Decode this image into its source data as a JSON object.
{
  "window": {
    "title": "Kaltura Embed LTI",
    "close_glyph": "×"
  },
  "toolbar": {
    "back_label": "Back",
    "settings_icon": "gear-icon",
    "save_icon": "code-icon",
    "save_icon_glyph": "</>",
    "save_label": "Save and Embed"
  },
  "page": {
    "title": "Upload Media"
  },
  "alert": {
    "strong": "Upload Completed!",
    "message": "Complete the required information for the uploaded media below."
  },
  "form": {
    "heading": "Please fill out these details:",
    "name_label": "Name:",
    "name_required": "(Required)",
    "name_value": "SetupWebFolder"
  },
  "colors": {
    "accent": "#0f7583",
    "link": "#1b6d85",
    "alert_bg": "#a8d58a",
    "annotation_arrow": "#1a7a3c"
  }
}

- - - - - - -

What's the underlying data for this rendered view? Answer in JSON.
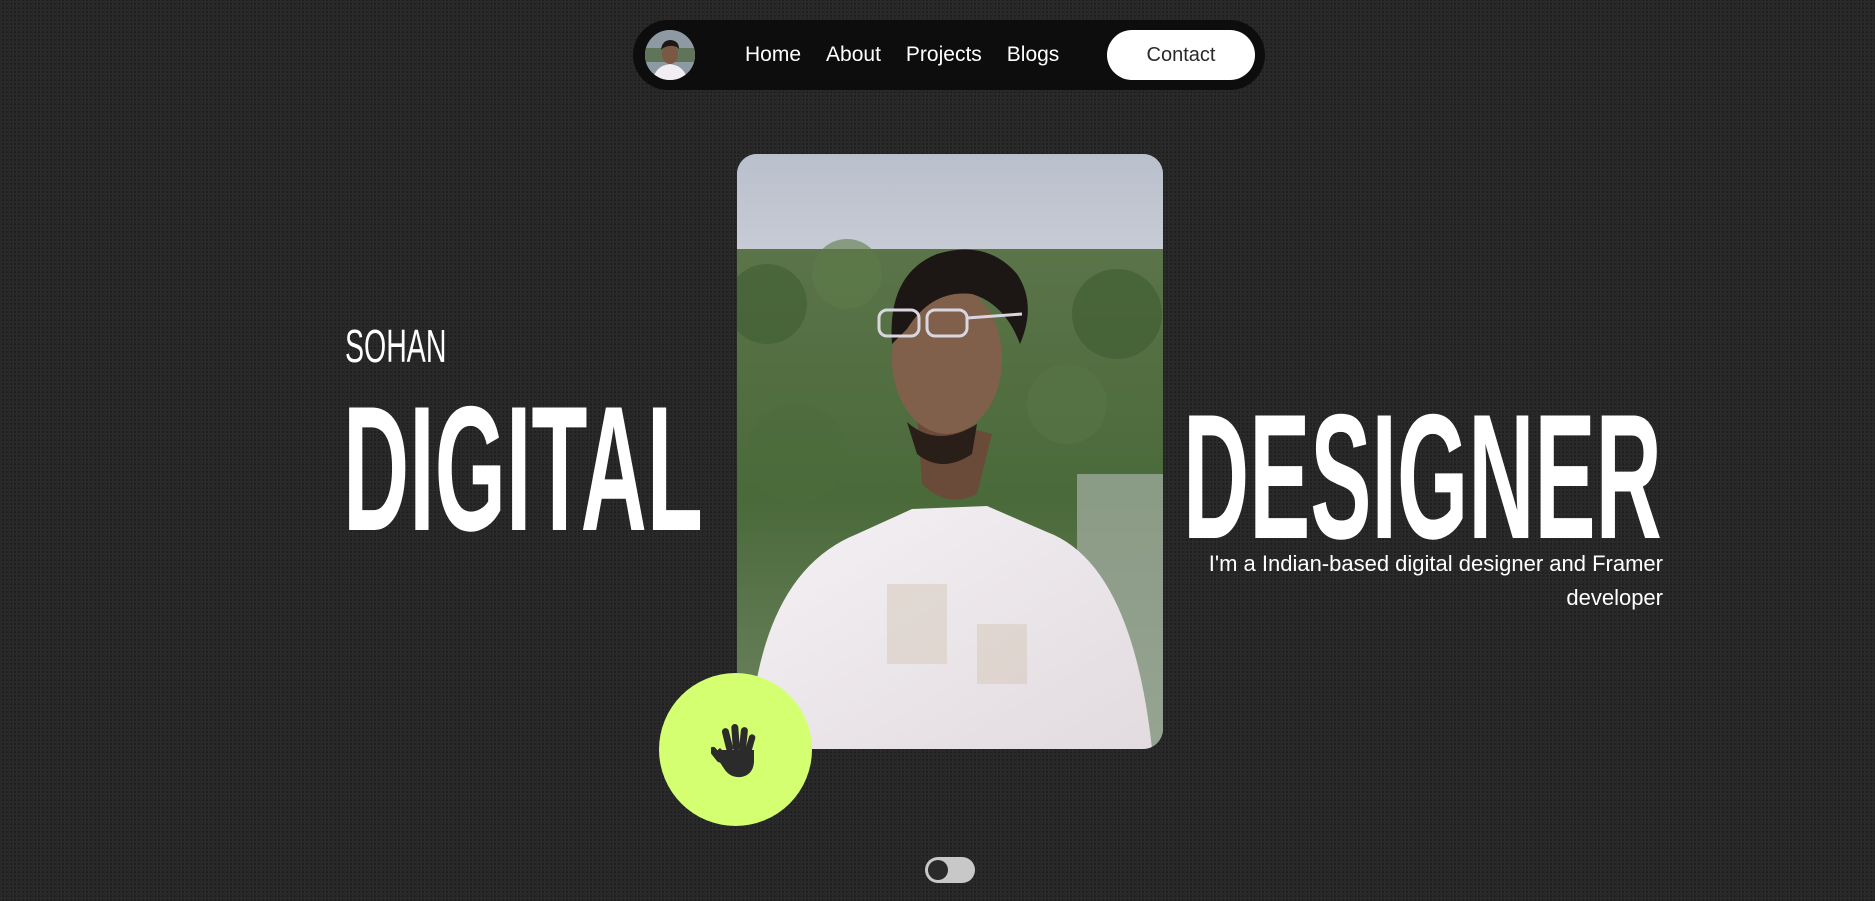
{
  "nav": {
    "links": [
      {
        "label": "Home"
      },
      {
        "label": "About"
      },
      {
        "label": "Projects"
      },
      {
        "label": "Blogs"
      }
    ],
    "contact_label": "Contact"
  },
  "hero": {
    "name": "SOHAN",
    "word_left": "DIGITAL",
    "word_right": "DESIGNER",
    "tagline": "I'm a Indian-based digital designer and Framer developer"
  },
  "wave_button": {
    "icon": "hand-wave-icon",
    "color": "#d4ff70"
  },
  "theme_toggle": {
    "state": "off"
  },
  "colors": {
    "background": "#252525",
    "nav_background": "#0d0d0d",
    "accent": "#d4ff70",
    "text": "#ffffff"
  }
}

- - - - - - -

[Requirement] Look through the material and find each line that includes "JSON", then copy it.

[Task answer]
Decode this image into its source data as a JSON object.
What's the underlying data for this rendered view? Answer in JSON.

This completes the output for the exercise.